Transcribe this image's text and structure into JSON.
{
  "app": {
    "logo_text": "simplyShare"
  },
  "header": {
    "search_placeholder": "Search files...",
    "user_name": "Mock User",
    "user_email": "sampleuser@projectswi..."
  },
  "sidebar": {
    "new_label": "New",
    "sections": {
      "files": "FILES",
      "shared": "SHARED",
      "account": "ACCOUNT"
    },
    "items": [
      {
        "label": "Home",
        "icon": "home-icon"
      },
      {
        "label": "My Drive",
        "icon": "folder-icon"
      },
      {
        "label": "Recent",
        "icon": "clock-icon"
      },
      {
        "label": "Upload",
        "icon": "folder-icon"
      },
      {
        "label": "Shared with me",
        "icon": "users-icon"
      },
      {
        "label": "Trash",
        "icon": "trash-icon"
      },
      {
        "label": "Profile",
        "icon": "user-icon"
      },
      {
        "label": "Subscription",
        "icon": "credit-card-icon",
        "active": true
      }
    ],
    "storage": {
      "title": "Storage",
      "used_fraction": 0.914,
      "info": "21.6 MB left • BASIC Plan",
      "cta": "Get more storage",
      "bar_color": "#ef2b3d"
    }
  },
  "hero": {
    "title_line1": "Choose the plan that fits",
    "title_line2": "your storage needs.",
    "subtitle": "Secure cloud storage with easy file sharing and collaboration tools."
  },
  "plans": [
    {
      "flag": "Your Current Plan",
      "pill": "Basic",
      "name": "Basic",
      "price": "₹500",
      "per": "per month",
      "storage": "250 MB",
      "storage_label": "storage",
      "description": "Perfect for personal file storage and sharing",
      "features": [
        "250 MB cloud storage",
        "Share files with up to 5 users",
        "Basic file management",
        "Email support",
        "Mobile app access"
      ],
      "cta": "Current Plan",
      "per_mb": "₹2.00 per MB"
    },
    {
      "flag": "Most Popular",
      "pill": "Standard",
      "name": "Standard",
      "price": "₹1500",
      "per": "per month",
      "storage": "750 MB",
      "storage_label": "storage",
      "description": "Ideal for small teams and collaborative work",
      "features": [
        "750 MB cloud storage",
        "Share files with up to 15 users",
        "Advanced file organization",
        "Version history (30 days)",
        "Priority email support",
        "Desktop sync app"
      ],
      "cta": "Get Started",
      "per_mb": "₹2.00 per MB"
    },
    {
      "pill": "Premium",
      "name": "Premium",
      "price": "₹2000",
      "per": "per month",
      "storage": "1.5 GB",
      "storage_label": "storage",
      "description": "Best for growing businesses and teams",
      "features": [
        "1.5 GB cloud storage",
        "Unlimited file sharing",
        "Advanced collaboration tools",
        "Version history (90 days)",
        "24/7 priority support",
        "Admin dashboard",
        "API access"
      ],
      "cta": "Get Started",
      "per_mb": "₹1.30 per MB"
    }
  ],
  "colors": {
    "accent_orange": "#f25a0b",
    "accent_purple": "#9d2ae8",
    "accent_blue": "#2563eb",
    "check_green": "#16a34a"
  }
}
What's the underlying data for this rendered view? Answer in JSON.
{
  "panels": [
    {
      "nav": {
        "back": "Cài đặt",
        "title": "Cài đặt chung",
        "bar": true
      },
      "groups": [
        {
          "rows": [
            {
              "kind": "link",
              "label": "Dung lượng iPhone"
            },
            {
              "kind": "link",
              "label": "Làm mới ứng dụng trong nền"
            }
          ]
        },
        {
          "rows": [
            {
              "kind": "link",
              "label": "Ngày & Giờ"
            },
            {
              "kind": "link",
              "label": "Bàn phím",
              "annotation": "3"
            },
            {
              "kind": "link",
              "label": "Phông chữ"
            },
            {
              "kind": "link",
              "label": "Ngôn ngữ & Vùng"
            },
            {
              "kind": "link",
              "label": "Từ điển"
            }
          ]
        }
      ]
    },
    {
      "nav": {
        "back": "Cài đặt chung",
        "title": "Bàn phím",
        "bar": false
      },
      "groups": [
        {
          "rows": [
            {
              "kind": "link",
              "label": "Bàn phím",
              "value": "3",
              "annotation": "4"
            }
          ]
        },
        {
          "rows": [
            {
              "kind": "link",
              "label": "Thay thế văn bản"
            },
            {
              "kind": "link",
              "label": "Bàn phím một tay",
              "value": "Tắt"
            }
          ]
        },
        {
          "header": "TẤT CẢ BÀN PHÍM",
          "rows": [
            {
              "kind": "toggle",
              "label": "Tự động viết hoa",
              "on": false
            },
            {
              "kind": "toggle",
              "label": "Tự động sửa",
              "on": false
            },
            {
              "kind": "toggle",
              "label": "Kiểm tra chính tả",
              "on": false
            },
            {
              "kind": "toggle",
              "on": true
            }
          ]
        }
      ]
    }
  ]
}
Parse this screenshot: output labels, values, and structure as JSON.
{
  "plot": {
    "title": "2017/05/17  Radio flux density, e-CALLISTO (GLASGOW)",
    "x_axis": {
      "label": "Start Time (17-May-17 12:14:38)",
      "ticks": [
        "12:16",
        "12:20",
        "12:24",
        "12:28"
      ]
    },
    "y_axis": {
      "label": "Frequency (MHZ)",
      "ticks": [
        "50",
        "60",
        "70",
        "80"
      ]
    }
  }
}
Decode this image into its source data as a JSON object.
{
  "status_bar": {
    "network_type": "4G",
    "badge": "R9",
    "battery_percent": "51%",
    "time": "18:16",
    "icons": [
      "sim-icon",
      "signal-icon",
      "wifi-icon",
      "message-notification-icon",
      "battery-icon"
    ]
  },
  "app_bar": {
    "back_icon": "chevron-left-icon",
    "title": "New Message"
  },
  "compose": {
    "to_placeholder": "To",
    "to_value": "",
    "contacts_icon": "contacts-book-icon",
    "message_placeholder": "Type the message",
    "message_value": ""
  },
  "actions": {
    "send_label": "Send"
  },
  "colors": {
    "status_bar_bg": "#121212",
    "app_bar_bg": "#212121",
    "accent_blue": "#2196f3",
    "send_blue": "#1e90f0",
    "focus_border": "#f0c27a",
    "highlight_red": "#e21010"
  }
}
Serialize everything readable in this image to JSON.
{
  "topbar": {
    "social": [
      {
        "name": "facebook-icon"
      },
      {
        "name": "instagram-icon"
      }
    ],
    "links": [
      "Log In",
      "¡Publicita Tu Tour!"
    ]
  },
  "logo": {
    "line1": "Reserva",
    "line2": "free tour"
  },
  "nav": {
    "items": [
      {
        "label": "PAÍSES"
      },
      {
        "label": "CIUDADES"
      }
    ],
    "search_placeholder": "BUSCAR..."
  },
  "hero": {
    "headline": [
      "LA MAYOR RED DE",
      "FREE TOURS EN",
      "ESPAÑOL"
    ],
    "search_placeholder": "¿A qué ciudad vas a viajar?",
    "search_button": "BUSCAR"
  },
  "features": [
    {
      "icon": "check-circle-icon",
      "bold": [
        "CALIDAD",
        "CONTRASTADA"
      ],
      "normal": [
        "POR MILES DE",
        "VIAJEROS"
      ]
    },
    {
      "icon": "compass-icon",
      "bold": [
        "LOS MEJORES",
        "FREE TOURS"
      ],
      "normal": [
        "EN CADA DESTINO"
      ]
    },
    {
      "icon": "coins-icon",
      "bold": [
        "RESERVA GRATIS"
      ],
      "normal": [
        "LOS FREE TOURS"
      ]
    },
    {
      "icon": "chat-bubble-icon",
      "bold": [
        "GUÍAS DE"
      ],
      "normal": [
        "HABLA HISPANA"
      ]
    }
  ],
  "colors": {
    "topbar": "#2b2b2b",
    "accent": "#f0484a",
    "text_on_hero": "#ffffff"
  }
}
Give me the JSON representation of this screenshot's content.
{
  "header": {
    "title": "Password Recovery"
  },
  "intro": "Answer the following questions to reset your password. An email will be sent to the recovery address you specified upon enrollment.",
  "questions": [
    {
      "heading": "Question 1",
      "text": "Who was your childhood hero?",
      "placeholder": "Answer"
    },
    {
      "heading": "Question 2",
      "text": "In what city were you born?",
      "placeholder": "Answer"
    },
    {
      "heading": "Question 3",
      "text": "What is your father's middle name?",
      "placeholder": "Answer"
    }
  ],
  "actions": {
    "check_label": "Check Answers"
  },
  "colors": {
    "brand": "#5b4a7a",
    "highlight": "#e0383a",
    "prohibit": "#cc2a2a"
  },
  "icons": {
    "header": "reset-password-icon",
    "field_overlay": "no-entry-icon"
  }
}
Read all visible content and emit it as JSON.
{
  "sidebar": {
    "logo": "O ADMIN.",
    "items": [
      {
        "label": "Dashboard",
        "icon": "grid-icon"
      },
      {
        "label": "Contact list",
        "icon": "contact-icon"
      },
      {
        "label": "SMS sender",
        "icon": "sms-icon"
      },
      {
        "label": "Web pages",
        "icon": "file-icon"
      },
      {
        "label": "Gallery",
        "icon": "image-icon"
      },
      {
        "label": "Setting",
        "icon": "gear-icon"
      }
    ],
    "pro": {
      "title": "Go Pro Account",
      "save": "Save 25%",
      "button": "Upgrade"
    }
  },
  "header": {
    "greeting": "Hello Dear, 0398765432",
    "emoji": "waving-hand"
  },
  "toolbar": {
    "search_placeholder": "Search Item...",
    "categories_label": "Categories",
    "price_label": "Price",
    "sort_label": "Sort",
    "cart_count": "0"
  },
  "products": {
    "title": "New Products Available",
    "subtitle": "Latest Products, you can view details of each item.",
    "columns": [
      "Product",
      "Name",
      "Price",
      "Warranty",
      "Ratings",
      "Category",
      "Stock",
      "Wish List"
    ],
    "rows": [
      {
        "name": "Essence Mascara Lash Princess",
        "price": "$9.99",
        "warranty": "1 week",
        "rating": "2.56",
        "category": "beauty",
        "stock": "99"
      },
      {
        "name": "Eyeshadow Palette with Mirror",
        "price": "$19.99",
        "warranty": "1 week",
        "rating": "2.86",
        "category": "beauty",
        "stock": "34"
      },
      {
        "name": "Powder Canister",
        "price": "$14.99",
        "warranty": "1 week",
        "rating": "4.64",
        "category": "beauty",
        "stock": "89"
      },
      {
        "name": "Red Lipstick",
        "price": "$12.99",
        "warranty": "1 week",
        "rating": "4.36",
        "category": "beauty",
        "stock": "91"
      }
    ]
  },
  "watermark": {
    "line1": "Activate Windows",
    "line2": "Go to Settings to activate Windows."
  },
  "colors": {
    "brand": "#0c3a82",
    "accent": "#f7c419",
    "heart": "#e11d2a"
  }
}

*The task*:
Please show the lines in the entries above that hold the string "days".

*Response to this exercise*:
        "Version history (30 days)",
        "Version history (90 days)",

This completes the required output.